Data for the task section start
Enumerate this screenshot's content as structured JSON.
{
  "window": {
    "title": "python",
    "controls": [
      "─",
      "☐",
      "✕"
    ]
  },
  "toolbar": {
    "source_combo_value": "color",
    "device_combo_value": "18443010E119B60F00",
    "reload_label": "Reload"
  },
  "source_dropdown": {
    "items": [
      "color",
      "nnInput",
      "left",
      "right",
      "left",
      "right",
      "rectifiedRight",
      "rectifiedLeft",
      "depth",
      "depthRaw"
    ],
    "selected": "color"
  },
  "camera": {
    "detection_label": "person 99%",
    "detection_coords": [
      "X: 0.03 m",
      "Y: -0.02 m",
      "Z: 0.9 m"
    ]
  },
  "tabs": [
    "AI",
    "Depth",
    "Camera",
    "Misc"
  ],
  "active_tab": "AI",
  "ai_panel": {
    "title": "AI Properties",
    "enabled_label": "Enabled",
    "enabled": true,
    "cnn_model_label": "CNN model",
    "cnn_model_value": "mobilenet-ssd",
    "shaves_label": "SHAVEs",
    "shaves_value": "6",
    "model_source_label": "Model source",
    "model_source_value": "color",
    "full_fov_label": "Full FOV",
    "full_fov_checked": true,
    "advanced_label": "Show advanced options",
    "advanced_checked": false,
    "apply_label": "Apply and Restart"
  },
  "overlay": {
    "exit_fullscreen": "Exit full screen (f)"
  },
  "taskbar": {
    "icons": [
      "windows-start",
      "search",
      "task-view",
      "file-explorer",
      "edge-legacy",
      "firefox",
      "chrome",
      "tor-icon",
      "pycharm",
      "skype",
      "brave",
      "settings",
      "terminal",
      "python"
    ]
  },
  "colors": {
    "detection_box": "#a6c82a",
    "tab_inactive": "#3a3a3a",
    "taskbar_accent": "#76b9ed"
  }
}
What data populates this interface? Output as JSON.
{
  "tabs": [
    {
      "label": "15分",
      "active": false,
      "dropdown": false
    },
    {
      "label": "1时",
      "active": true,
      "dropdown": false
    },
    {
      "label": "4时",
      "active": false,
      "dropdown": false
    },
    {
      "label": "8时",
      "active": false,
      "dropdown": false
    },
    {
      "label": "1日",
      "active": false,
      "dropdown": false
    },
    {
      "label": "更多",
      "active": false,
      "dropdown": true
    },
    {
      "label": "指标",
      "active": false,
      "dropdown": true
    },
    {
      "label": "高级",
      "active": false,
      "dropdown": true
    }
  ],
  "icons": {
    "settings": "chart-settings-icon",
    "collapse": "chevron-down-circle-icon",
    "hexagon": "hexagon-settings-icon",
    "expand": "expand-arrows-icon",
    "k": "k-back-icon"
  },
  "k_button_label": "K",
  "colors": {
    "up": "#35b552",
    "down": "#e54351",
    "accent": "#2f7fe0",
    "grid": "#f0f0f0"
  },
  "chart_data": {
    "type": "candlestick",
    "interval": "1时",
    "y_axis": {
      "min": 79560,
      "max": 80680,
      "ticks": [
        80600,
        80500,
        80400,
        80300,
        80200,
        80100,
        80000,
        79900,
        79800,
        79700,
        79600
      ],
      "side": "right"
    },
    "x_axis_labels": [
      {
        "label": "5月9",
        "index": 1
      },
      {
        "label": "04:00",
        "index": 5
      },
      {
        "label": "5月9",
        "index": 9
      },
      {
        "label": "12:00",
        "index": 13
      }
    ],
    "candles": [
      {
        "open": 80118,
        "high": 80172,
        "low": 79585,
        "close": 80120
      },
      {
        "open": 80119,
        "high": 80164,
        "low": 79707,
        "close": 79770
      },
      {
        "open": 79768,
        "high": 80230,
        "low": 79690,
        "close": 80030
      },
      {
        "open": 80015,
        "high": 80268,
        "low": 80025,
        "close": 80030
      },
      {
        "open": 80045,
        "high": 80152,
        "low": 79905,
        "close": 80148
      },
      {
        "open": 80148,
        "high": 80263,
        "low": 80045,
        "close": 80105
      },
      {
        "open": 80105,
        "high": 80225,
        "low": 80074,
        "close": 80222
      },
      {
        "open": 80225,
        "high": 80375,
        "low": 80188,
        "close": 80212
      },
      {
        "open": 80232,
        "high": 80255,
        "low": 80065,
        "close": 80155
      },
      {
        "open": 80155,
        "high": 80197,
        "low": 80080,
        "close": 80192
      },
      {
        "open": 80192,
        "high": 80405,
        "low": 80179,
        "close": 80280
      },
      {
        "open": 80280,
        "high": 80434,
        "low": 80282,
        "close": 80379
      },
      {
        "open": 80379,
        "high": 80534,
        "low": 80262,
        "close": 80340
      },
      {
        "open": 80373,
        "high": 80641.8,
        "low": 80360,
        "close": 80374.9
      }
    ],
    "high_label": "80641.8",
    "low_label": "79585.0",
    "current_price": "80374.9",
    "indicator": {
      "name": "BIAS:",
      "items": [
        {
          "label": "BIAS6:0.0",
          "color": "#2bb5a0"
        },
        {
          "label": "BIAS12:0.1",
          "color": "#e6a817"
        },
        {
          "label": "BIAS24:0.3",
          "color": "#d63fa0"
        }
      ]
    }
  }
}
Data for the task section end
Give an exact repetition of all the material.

- **Exercise result**
Enumerate this screenshot's content as structured JSON.
{
  "window": {
    "title": "python",
    "controls": [
      "─",
      "☐",
      "✕"
    ]
  },
  "toolbar": {
    "source_combo_value": "color",
    "device_combo_value": "18443010E119B60F00",
    "reload_label": "Reload"
  },
  "source_dropdown": {
    "items": [
      "color",
      "nnInput",
      "left",
      "right",
      "left",
      "right",
      "rectifiedRight",
      "rectifiedLeft",
      "depth",
      "depthRaw"
    ],
    "selected": "color"
  },
  "camera": {
    "detection_label": "person 99%",
    "detection_coords": [
      "X: 0.03 m",
      "Y: -0.02 m",
      "Z: 0.9 m"
    ]
  },
  "tabs": [
    "AI",
    "Depth",
    "Camera",
    "Misc"
  ],
  "active_tab": "AI",
  "ai_panel": {
    "title": "AI Properties",
    "enabled_label": "Enabled",
    "enabled": true,
    "cnn_model_label": "CNN model",
    "cnn_model_value": "mobilenet-ssd",
    "shaves_label": "SHAVEs",
    "shaves_value": "6",
    "model_source_label": "Model source",
    "model_source_value": "color",
    "full_fov_label": "Full FOV",
    "full_fov_checked": true,
    "advanced_label": "Show advanced options",
    "advanced_checked": false,
    "apply_label": "Apply and Restart"
  },
  "overlay": {
    "exit_fullscreen": "Exit full screen (f)"
  },
  "taskbar": {
    "icons": [
      "windows-start",
      "search",
      "task-view",
      "file-explorer",
      "edge-legacy",
      "firefox",
      "chrome",
      "tor-icon",
      "pycharm",
      "skype",
      "brave",
      "settings",
      "terminal",
      "python"
    ]
  },
  "colors": {
    "detection_box": "#a6c82a",
    "tab_inactive": "#3a3a3a",
    "taskbar_accent": "#76b9ed"
  }
}
What data populates this interface? Output as JSON.
{
  "tabs": [
    {
      "label": "15分",
      "active": false,
      "dropdown": false
    },
    {
      "label": "1时",
      "active": true,
      "dropdown": false
    },
    {
      "label": "4时",
      "active": false,
      "dropdown": false
    },
    {
      "label": "8时",
      "active": false,
      "dropdown": false
    },
    {
      "label": "1日",
      "active": false,
      "dropdown": false
    },
    {
      "label": "更多",
      "active": false,
      "dropdown": true
    },
    {
      "label": "指标",
      "active": false,
      "dropdown": true
    },
    {
      "label": "高级",
      "active": false,
      "dropdown": true
    }
  ],
  "icons": {
    "settings": "chart-settings-icon",
    "collapse": "chevron-down-circle-icon",
    "hexagon": "hexagon-settings-icon",
    "expand": "expand-arrows-icon",
    "k": "k-back-icon"
  },
  "k_button_label": "K",
  "colors": {
    "up": "#35b552",
    "down": "#e54351",
    "accent": "#2f7fe0",
    "grid": "#f0f0f0"
  },
  "chart_data": {
    "type": "candlestick",
    "interval": "1时",
    "y_axis": {
      "min": 79560,
      "max": 80680,
      "ticks": [
        80600,
        80500,
        80400,
        80300,
        80200,
        80100,
        80000,
        79900,
        79800,
        79700,
        79600
      ],
      "side": "right"
    },
    "x_axis_labels": [
      {
        "label": "5月9",
        "index": 1
      },
      {
        "label": "04:00",
        "index": 5
      },
      {
        "label": "5月9",
        "index": 9
      },
      {
        "label": "12:00",
        "index": 13
      }
    ],
    "candles": [
      {
        "open": 80118,
        "high": 80172,
        "low": 79585,
        "close": 80120
      },
      {
        "open": 80119,
        "high": 80164,
        "low": 79707,
        "close": 79770
      },
      {
        "open": 79768,
        "high": 80230,
        "low": 79690,
        "close": 80030
      },
      {
        "open": 80015,
        "high": 80268,
        "low": 80025,
        "close": 80030
      },
      {
        "open": 80045,
        "high": 80152,
        "low": 79905,
        "close": 80148
      },
      {
        "open": 80148,
        "high": 80263,
        "low": 80045,
        "close": 80105
      },
      {
        "open": 80105,
        "high": 80225,
        "low": 80074,
        "close": 80222
      },
      {
        "open": 80225,
        "high": 80375,
        "low": 80188,
        "close": 80212
      },
      {
        "open": 80232,
        "high": 80255,
        "low": 80065,
        "close": 80155
      },
      {
        "open": 80155,
        "high": 80197,
        "low": 80080,
        "close": 80192
      },
      {
        "open": 80192,
        "high": 80405,
        "low": 80179,
        "close": 80280
      },
      {
        "open": 80280,
        "high": 80434,
        "low": 80282,
        "close": 80379
      },
      {
        "open": 80379,
        "high": 80534,
        "low": 80262,
        "close": 80340
      },
      {
        "open": 80373,
        "high": 80641.8,
        "low": 80360,
        "close": 80374.9
      }
    ],
    "high_label": "80641.8",
    "low_label": "79585.0",
    "current_price": "80374.9",
    "indicator": {
      "name": "BIAS:",
      "items": [
        {
          "label": "BIAS6:0.0",
          "color": "#2bb5a0"
        },
        {
          "label": "BIAS12:0.1",
          "color": "#e6a817"
        },
        {
          "label": "BIAS24:0.3",
          "color": "#d63fa0"
        }
      ]
    }
  }
}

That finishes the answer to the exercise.